Perhaps no offensive player is more motivated at the outset of 2019 than the 2015 AL MVP, who struggled through a miserable injury-plagued 2018 season and ultimately settled for a high value one-year, prove-it deal in Atlanta. The Braves could be getting themselves a steal as they attempt to win their second consecutive division crown, as from 2015-17 Donaldson launched 111 homers and drove in 300 runs while consistently hitting around .280 and getting on base at close to a .385 clip. Taking the pillow contract was a strategic play for the veteran, as he understood he would be overshadowed by Machado and Bryce Harper on the free-agent market this season. And if he can re-establish himself as a premier run producer in 2019, he just may break the bank next winter.
6. Scooter Gennett 2B Cincinnati Reds
In just two seasons in western Ohio, Gennett has transformed himself from a solid role player in Milwaukee to one of the best offensive second basemen in the league. Last year the 28-year-old hit .310 with 23 homers and 92 RBI while setting a new career high with a .357 OBP and eclipsing 30 doubles for the third time in his career. By all accounts the veteran is someone the Reds should want to keep around for the long haul, but in mid-February he expressed frustration over not receiving a contract extension, a potential rift to pay attention to as the summer unfolds.
7. Marcell Ozuna OF St. Louis Cardinals
When the Marlins were selling off everyone and everything that wasn’t nailed down prior to last season, the Cardinals were happy to swoop in and take the right-handed-hitting Ozuna off their hands. The Dominican Republic native had just completed a season that had watched him hit .313 with 37 homers and 124 RBI while earning a trip to his second straight All-Star Game, taking home his first Silver Slugger award and even winning his first Gold Glove. St. Louis fantasized about adding that type of production to the middle of its lineup, but unfortunately it took the veteran some time to get used to his new surroundings. When all was said and done, Ozuna’s numbers slid to .280 with 23 homers and 88 RBI, still solid but not what the Cardinals were expecting.

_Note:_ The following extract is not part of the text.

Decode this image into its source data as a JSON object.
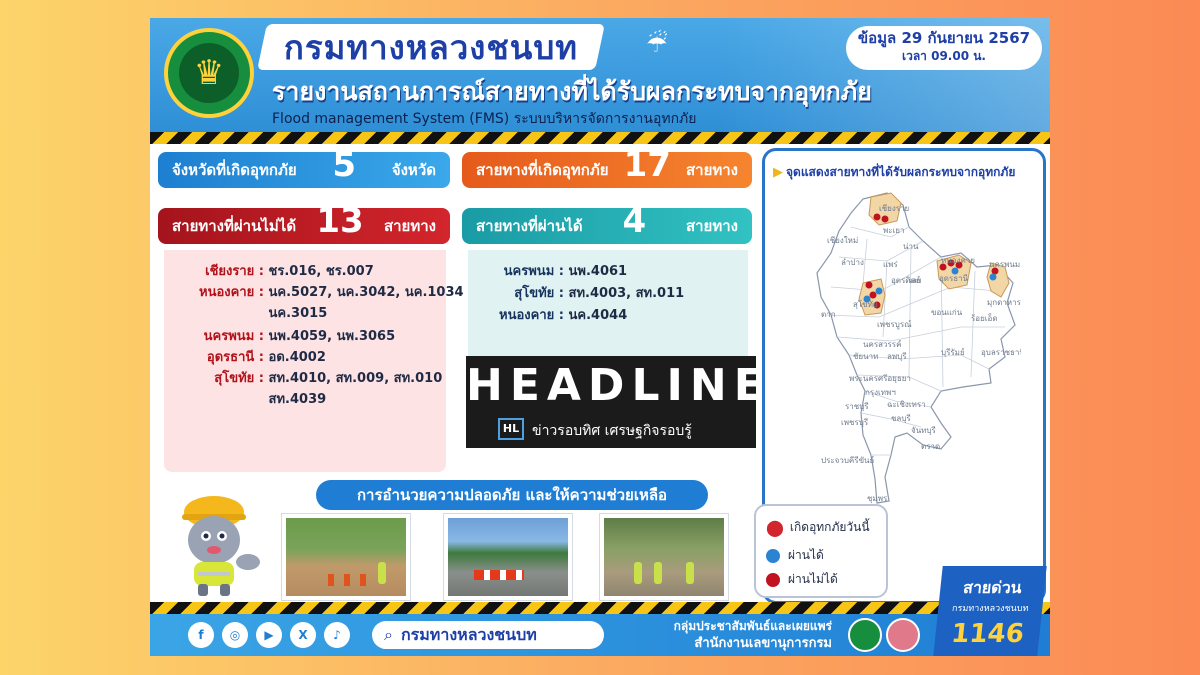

Entering Year 2 in Missouri, this lineup is now home to slugging first baseman Paul Goldschmidt, who will take pressure off Ozuna to be the premier right-handed bat and, in theory, add a substantial amount of RBI opportunities. It should come as no surprise if the 28-year-old delivers a monster season.